The Runaway Elephant

Sant' Antonin, Venice
I have always wanted to visit the church of Sant'Antonin ever since I read about the runaway elephant. The church is normally always closed, but this year it is hosting one of the events of the Biennale and so, until November 22nd, its doors are open (10-18) six days a week (closed on Mondays and NOT Tuesdays, as stated on the Biennale's own website!). 

Sant'Antonin was founded by the Badoer family in the seventh century. It was reconstructed in the twelfth century and again in the seventeenth century, possibly to designs by Baldassare Longhena. The bell tower was added in 1750. The interior of Sant' Antonin, with its large square nave, is much more spacious than I'd imagined.  
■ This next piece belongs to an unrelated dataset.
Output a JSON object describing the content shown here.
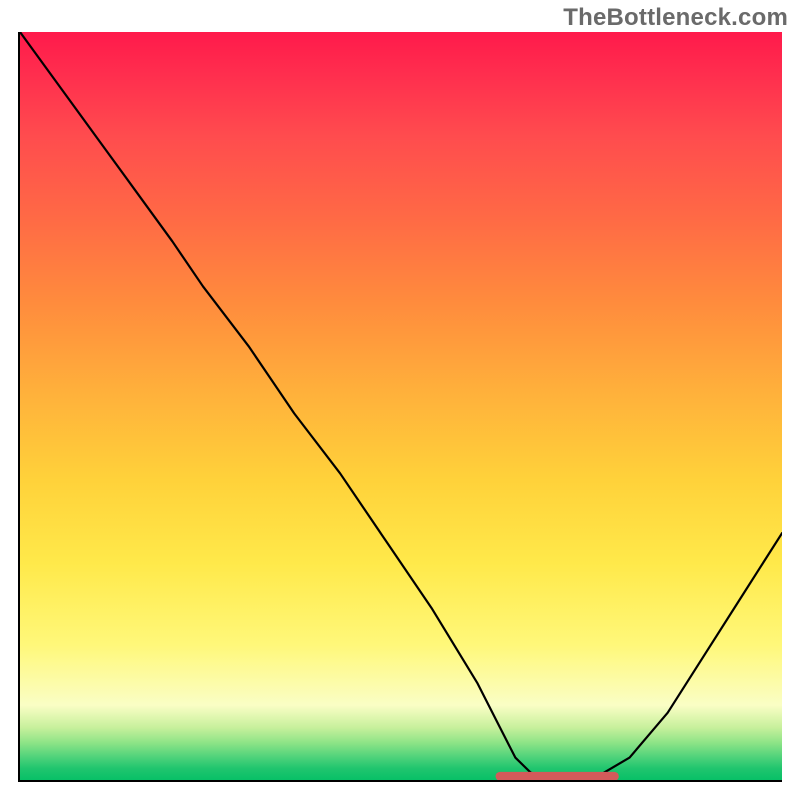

As I looked around I couldn't help pondering the fate of the poor elephant. On March 16th, 1819, the creature, which had been brought to Venice as part of that year's carnival celebrations, escaped from a menagerie on the Riva degli Schiavoni. 

With its captors in hot pursuit, the terrified beast charged through the narrow streets, finally breaking into the church of Sant' Antonin. As bullets had failed to penetrate the elephant's hide, a small cannon was brought to the church from the nearby Arsenale. Lord Byron, who was living in Venice at the time, takes up the story in a letter to his friend John Hobhouse. The elephant, he notes, was "killed by a Shot in his posteriore from a field-piece brought from the Arse-nal..." 
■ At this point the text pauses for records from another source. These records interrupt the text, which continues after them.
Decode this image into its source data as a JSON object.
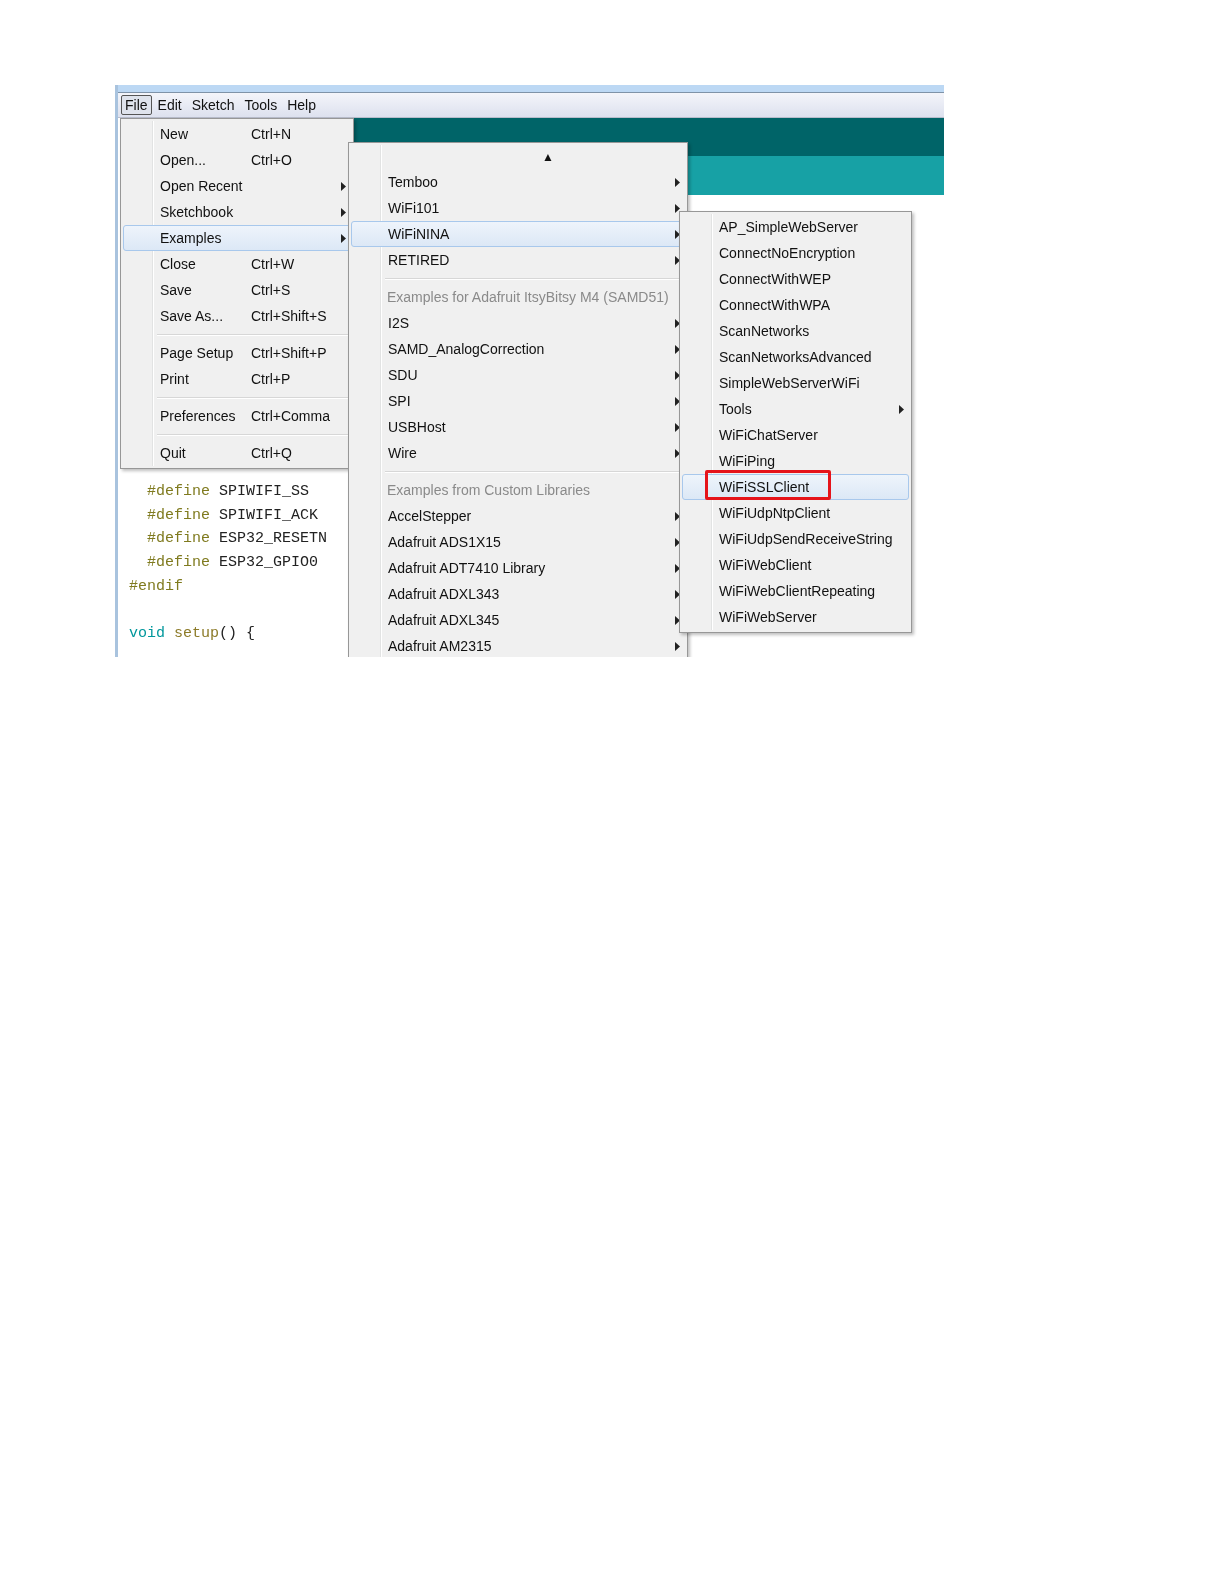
{
  "menu_bar": [
    {
      "label": "File",
      "selected": true
    },
    {
      "label": "Edit",
      "selected": false
    },
    {
      "label": "Sketch",
      "selected": false
    },
    {
      "label": "Tools",
      "selected": false
    },
    {
      "label": "Help",
      "selected": false
    }
  ],
  "code_lines": [
    {
      "tokens": [
        {
          "text": "  #define",
          "kind": "directive"
        },
        {
          "text": " SPIWIFI_SS",
          "kind": "plain"
        }
      ]
    },
    {
      "tokens": [
        {
          "text": "  #define",
          "kind": "directive"
        },
        {
          "text": " SPIWIFI_ACK",
          "kind": "plain"
        }
      ]
    },
    {
      "tokens": [
        {
          "text": "  #define",
          "kind": "directive"
        },
        {
          "text": " ESP32_RESETN",
          "kind": "plain"
        }
      ]
    },
    {
      "tokens": [
        {
          "text": "  #define",
          "kind": "directive"
        },
        {
          "text": " ESP32_GPIO0",
          "kind": "plain"
        }
      ]
    },
    {
      "tokens": [
        {
          "text": "#endif",
          "kind": "directive"
        }
      ]
    },
    {
      "kind": "blank"
    },
    {
      "tokens": [
        {
          "text": "void",
          "kind": "type"
        },
        {
          "text": " setup",
          "kind": "function"
        },
        {
          "text": "() {",
          "kind": "plain"
        }
      ]
    }
  ],
  "file_menu": [
    {
      "kind": "item",
      "label": "New",
      "shortcut": "Ctrl+N",
      "has_submenu": false,
      "selected": false
    },
    {
      "kind": "item",
      "label": "Open...",
      "shortcut": "Ctrl+O",
      "has_submenu": false,
      "selected": false
    },
    {
      "kind": "item",
      "label": "Open Recent",
      "has_submenu": true,
      "selected": false
    },
    {
      "kind": "item",
      "label": "Sketchbook",
      "has_submenu": true,
      "selected": false
    },
    {
      "kind": "item",
      "label": "Examples",
      "has_submenu": true,
      "selected": true
    },
    {
      "kind": "item",
      "label": "Close",
      "shortcut": "Ctrl+W",
      "has_submenu": false,
      "selected": false
    },
    {
      "kind": "item",
      "label": "Save",
      "shortcut": "Ctrl+S",
      "has_submenu": false,
      "selected": false
    },
    {
      "kind": "item",
      "label": "Save As...",
      "shortcut": "Ctrl+Shift+S",
      "has_submenu": false,
      "selected": false
    },
    {
      "kind": "separator"
    },
    {
      "kind": "item",
      "label": "Page Setup",
      "shortcut": "Ctrl+Shift+P",
      "has_submenu": false,
      "selected": false
    },
    {
      "kind": "item",
      "label": "Print",
      "shortcut": "Ctrl+P",
      "has_submenu": false,
      "selected": false
    },
    {
      "kind": "separator"
    },
    {
      "kind": "item",
      "label": "Preferences",
      "shortcut": "Ctrl+Comma",
      "has_submenu": false,
      "selected": false
    },
    {
      "kind": "separator"
    },
    {
      "kind": "item",
      "label": "Quit",
      "shortcut": "Ctrl+Q",
      "has_submenu": false,
      "selected": false
    }
  ],
  "examples_menu": {
    "scroll_arrow": "▲",
    "items": [
      {
        "kind": "item",
        "label": "Temboo",
        "has_submenu": true,
        "selected": false
      },
      {
        "kind": "item",
        "label": "WiFi101",
        "has_submenu": true,
        "selected": false
      },
      {
        "kind": "item",
        "label": "WiFiNINA",
        "has_submenu": true,
        "selected": true
      },
      {
        "kind": "item",
        "label": "RETIRED",
        "has_submenu": true,
        "selected": false
      },
      {
        "kind": "separator"
      },
      {
        "kind": "header",
        "label": "Examples for Adafruit ItsyBitsy M4 (SAMD51)"
      },
      {
        "kind": "item",
        "label": "I2S",
        "has_submenu": true,
        "selected": false
      },
      {
        "kind": "item",
        "label": "SAMD_AnalogCorrection",
        "has_submenu": true,
        "selected": false
      },
      {
        "kind": "item",
        "label": "SDU",
        "has_submenu": true,
        "selected": false
      },
      {
        "kind": "item",
        "label": "SPI",
        "has_submenu": true,
        "selected": false
      },
      {
        "kind": "item",
        "label": "USBHost",
        "has_submenu": true,
        "selected": false
      },
      {
        "kind": "item",
        "label": "Wire",
        "has_submenu": true,
        "selected": false
      },
      {
        "kind": "separator"
      },
      {
        "kind": "header",
        "label": "Examples from Custom Libraries"
      },
      {
        "kind": "item",
        "label": "AccelStepper",
        "has_submenu": true,
        "selected": false
      },
      {
        "kind": "item",
        "label": "Adafruit ADS1X15",
        "has_submenu": true,
        "selected": false
      },
      {
        "kind": "item",
        "label": "Adafruit ADT7410 Library",
        "has_submenu": true,
        "selected": false
      },
      {
        "kind": "item",
        "label": "Adafruit ADXL343",
        "has_submenu": true,
        "selected": false
      },
      {
        "kind": "item",
        "label": "Adafruit ADXL345",
        "has_submenu": true,
        "selected": false
      },
      {
        "kind": "item",
        "label": "Adafruit AM2315",
        "has_submenu": true,
        "selected": false
      }
    ]
  },
  "wifinina_menu": [
    {
      "kind": "item",
      "label": "AP_SimpleWebServer",
      "has_submenu": false,
      "selected": false,
      "highlighted": false
    },
    {
      "kind": "item",
      "label": "ConnectNoEncryption",
      "has_submenu": false,
      "selected": false,
      "highlighted": false
    },
    {
      "kind": "item",
      "label": "ConnectWithWEP",
      "has_submenu": false,
      "selected": false,
      "highlighted": false
    },
    {
      "kind": "item",
      "label": "ConnectWithWPA",
      "has_submenu": false,
      "selected": false,
      "highlighted": false
    },
    {
      "kind": "item",
      "label": "ScanNetworks",
      "has_submenu": false,
      "selected": false,
      "highlighted": false
    },
    {
      "kind": "item",
      "label": "ScanNetworksAdvanced",
      "has_submenu": false,
      "selected": false,
      "highlighted": false
    },
    {
      "kind": "item",
      "label": "SimpleWebServerWiFi",
      "has_submenu": false,
      "selected": false,
      "highlighted": false
    },
    {
      "kind": "item",
      "label": "Tools",
      "has_submenu": true,
      "selected": false,
      "highlighted": false
    },
    {
      "kind": "item",
      "label": "WiFiChatServer",
      "has_submenu": false,
      "selected": false,
      "highlighted": false
    },
    {
      "kind": "item",
      "label": "WiFiPing",
      "has_submenu": false,
      "selected": false,
      "highlighted": false
    },
    {
      "kind": "item",
      "label": "WiFiSSLClient",
      "has_submenu": false,
      "selected": true,
      "highlighted": true
    },
    {
      "kind": "item",
      "label": "WiFiUdpNtpClient",
      "has_submenu": false,
      "selected": false,
      "highlighted": false
    },
    {
      "kind": "item",
      "label": "WiFiUdpSendReceiveString",
      "has_submenu": false,
      "selected": false,
      "highlighted": false
    },
    {
      "kind": "item",
      "label": "WiFiWebClient",
      "has_submenu": false,
      "selected": false,
      "highlighted": false
    },
    {
      "kind": "item",
      "label": "WiFiWebClientRepeating",
      "has_submenu": false,
      "selected": false,
      "highlighted": false
    },
    {
      "kind": "item",
      "label": "WiFiWebServer",
      "has_submenu": false,
      "selected": false,
      "highlighted": false
    }
  ]
}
The elephant's body was sold to the University of Padua, where its skeleton remains to this day. 
Elephanteide by Pietro Buratti
The incident prompted the Venetian poet Pietro Buratti to pen an epic poem (Elephanteide) about the escapade, which he used as a metaphor to satirise the rule of the Austrians. The Elephantiad runs to 800 verses (in Venetian dialect) and earned the poet a month in jail. The poem is still on sale today.